» **WHAT THIS TASK INVOLVES**:
Report each line from the records where the string "вересні" turns up.

» **DATA PROVIDED**:
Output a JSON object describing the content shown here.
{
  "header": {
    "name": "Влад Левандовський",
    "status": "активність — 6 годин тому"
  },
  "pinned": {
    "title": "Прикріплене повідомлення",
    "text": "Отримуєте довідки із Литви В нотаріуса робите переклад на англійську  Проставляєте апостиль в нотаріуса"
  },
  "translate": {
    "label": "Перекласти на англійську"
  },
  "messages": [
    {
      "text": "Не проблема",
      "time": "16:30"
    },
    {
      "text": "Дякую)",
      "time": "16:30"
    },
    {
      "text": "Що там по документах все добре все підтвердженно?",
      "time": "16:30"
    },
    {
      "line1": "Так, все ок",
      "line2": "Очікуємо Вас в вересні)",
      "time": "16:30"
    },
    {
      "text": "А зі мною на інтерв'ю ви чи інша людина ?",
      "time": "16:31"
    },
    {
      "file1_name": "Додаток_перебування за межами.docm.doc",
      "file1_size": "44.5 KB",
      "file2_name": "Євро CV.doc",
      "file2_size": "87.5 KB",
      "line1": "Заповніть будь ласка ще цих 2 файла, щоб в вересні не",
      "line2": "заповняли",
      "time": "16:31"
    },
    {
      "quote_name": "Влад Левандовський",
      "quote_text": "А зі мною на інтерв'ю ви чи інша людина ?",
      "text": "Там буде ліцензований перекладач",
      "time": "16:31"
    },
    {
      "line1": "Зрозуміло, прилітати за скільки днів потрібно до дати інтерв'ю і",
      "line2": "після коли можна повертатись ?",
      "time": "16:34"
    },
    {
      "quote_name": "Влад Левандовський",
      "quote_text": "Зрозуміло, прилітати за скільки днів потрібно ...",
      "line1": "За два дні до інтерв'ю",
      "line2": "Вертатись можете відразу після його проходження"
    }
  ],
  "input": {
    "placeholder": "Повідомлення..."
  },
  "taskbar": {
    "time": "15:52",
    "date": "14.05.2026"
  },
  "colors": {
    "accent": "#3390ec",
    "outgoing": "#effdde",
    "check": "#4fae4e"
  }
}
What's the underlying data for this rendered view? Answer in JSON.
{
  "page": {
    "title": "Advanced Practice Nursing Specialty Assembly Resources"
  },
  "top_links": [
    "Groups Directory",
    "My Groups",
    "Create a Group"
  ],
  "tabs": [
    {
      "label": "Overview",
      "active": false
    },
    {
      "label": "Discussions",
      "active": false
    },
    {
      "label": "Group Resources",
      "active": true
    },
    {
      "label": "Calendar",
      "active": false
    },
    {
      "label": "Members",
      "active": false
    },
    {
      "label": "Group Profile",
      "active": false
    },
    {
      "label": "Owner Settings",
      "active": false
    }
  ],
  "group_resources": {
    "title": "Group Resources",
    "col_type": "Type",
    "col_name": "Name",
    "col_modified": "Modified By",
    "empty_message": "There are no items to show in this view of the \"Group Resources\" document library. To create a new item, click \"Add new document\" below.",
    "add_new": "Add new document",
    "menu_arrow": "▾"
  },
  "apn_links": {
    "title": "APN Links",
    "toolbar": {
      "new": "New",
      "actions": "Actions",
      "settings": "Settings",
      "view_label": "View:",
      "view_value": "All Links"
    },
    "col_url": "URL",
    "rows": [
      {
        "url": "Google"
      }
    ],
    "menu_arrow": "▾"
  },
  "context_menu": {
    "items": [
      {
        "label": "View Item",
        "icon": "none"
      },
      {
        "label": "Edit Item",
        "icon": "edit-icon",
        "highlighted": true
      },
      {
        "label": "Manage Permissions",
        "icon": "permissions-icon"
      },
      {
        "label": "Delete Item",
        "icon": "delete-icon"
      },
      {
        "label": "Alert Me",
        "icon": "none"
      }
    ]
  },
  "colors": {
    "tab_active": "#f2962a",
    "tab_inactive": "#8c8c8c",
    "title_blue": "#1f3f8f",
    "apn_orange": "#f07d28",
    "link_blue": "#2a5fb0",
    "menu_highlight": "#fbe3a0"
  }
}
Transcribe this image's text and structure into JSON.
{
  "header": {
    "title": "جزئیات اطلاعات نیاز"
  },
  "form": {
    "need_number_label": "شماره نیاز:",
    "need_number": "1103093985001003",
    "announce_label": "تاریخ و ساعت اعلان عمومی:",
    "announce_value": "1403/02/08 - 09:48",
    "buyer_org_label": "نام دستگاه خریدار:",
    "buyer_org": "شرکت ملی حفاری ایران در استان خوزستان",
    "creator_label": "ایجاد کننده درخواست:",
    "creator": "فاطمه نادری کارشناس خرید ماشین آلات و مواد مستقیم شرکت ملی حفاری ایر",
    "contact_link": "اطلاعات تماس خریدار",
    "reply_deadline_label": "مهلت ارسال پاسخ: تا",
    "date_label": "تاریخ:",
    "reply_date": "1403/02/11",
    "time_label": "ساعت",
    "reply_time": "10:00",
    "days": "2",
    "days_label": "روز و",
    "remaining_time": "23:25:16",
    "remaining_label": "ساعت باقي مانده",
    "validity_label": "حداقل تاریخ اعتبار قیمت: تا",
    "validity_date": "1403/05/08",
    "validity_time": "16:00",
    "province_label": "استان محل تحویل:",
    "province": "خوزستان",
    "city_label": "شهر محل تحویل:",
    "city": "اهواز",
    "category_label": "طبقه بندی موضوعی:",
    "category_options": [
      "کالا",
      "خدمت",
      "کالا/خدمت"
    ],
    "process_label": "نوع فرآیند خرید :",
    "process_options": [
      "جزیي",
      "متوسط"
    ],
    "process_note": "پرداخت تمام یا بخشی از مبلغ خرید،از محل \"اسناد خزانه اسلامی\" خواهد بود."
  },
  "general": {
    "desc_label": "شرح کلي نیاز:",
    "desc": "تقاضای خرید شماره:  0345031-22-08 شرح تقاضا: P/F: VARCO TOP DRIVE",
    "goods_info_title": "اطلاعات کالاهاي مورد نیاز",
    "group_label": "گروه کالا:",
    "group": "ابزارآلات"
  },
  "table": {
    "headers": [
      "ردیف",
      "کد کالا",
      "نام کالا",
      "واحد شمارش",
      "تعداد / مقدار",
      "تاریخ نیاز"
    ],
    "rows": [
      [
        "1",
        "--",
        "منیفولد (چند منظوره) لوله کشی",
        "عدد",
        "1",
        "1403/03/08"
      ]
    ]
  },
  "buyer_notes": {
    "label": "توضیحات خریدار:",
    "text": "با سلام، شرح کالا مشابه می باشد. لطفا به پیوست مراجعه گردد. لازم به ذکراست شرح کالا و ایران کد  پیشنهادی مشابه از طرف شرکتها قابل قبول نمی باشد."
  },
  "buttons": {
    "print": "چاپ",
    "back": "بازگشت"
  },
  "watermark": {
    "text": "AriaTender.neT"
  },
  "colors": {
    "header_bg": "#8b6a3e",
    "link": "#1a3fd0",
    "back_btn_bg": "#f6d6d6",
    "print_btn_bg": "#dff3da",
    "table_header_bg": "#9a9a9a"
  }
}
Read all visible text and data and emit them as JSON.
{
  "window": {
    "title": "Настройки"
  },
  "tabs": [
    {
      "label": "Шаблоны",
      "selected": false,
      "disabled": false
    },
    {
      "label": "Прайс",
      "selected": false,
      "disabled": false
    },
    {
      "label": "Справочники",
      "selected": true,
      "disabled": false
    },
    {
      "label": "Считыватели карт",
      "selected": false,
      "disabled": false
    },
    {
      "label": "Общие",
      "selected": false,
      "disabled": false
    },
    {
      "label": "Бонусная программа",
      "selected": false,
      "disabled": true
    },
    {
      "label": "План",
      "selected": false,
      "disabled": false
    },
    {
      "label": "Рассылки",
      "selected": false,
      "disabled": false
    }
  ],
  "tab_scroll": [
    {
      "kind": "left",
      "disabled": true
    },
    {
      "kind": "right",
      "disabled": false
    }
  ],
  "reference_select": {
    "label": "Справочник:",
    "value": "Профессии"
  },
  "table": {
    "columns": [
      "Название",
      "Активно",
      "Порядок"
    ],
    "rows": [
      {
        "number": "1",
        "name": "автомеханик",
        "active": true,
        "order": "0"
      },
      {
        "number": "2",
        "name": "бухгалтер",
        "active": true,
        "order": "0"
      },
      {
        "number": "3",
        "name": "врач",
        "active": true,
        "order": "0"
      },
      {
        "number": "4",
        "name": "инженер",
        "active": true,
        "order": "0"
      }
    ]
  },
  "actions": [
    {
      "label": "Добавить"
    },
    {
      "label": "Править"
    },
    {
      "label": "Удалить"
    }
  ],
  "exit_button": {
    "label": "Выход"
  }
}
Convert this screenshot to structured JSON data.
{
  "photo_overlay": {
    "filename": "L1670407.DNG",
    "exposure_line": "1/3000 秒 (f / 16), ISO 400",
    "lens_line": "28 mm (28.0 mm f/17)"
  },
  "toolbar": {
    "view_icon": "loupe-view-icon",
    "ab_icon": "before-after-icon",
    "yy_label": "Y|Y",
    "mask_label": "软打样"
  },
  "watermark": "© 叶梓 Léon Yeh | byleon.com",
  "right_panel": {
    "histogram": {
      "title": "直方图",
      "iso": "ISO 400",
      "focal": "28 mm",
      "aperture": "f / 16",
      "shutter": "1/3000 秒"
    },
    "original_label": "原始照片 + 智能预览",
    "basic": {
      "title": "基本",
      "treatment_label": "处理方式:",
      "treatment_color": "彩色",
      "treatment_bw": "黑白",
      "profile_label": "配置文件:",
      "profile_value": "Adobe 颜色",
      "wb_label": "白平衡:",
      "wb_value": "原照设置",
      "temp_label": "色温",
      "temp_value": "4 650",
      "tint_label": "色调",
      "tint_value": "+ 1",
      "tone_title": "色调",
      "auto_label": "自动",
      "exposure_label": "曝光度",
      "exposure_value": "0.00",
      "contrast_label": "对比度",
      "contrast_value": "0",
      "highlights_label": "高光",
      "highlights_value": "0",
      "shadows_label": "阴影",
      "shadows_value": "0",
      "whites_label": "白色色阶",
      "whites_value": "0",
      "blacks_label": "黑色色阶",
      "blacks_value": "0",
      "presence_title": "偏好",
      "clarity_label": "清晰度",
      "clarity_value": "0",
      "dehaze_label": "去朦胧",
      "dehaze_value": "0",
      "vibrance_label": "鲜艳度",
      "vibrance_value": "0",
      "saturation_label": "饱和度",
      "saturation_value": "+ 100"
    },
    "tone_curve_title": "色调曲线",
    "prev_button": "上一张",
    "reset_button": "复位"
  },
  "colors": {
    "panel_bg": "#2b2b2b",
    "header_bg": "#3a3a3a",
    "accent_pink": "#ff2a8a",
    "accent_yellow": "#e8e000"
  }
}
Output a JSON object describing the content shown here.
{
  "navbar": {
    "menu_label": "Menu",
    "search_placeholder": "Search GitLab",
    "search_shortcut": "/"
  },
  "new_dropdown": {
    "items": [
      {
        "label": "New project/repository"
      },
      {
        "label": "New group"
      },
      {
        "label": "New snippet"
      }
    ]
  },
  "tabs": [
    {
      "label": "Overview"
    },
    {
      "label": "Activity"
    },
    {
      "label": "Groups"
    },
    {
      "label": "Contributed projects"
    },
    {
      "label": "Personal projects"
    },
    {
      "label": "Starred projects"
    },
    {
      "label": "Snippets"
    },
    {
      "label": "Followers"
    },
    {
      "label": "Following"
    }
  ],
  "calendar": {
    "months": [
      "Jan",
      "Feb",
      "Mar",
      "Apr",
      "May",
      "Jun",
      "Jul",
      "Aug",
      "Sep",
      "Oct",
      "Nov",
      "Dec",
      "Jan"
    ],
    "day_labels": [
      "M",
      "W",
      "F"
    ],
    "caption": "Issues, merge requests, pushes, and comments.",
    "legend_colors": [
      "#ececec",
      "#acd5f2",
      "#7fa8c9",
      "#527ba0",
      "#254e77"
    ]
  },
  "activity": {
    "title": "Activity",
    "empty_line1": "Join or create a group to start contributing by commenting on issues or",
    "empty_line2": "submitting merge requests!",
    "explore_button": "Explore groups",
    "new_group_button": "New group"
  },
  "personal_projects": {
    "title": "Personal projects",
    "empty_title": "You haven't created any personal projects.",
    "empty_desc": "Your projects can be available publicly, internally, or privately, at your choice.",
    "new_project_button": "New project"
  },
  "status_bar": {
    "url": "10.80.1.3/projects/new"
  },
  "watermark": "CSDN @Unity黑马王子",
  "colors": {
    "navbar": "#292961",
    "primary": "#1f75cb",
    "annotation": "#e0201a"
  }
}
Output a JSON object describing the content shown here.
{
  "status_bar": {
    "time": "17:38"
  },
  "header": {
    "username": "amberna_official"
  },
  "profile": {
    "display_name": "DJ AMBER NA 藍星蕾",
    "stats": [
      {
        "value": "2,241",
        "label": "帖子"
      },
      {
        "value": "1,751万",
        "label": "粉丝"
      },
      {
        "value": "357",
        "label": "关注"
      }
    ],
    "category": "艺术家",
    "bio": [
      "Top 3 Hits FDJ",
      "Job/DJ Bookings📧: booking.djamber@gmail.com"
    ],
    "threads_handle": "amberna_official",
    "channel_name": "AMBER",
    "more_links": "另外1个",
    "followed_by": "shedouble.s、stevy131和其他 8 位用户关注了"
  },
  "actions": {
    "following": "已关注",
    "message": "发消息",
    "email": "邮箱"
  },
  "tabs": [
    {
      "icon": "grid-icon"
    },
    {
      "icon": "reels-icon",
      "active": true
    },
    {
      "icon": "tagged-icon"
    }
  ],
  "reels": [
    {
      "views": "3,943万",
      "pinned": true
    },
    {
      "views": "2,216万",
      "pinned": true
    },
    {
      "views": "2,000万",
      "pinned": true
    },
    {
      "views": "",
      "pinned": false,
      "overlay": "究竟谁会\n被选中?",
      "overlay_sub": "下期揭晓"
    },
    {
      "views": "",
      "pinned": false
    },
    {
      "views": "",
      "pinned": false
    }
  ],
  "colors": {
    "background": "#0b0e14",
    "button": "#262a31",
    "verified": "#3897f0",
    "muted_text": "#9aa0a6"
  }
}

» **FINISHED EXERCISE**:
      "line2": "Очікуємо Вас в вересні)",
      "line1": "Заповніть будь ласка ще цих 2 файла, щоб в вересні не",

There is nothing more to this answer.